According to Guo Yanhong, a division chief with the Ministry of Health, the government has developed a number of policies and broad statutes over the past few years designed to prevent infections and injuries from unsafe injections. More detailed regulations will be announced soon.
As an increasing number of blood-borne diseases, such as hepatitis B and C and HIV/AIDS, are being spread throughout the world due to the sharing of needles, unsafe injections have become a hot global public health topic.
The World Health Organization (WHO) estimates that 10 percent of the world’s 12 billion injections each year expanded-program immunization (EPI) injections.
The remainder are medical injections.

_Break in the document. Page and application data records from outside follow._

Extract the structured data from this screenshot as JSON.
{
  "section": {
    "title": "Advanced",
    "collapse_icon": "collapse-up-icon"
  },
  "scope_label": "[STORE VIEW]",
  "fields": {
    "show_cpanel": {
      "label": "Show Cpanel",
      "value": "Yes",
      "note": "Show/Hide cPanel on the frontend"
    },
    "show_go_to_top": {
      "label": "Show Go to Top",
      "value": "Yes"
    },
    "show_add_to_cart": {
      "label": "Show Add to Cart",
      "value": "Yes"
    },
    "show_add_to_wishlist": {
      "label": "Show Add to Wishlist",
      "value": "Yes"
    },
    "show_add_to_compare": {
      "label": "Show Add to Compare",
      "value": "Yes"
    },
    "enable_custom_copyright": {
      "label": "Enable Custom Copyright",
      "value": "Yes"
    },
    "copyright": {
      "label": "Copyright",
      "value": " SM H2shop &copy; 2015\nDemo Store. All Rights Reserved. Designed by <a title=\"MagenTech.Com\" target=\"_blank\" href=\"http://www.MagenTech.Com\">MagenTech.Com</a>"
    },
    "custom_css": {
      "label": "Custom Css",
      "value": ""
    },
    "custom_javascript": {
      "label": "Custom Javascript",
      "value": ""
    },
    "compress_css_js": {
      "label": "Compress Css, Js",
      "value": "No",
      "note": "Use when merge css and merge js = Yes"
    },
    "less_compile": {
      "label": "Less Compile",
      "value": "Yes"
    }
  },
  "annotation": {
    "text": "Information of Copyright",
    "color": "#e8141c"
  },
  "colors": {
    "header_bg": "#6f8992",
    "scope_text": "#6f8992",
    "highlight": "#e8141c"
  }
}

The WHO estimates that 30 percent of EPI injections and at least 50 percent of medical injections are unsafe.
The situation is even worse in developing countries.
Children receive 5.5 billion injections annually and are the first to be affected by unsafe practices.
Unsafe injection practices include the reusing syringes, poor sterilization techniques and inadequate disposal of medical waste.
“It is the responsibility of all health workers, their employers, national governments and the public to ensure the safe and appropriate use of injections,” said Kong Wen, of the China Office of the United Nations Children’s Fund (UNICEF).
To achieve this goal, the China Alliance for Safe Injections was established two years ago.
In 1999, the WHO founded the Safe Injection Global Network at its headquarters in Geneva. One of the organization’s main objectives is to promote new technologies that minimize the risks associated with injections.
The WHO and UNICEF were pushing for auto-disposal syringes, which can only be used once, to be used for all EPI injections by the end of last year, but there is still a long way to go before the AD syringes are used for both EPI and medical injections.
(China Daily April 21, 2004)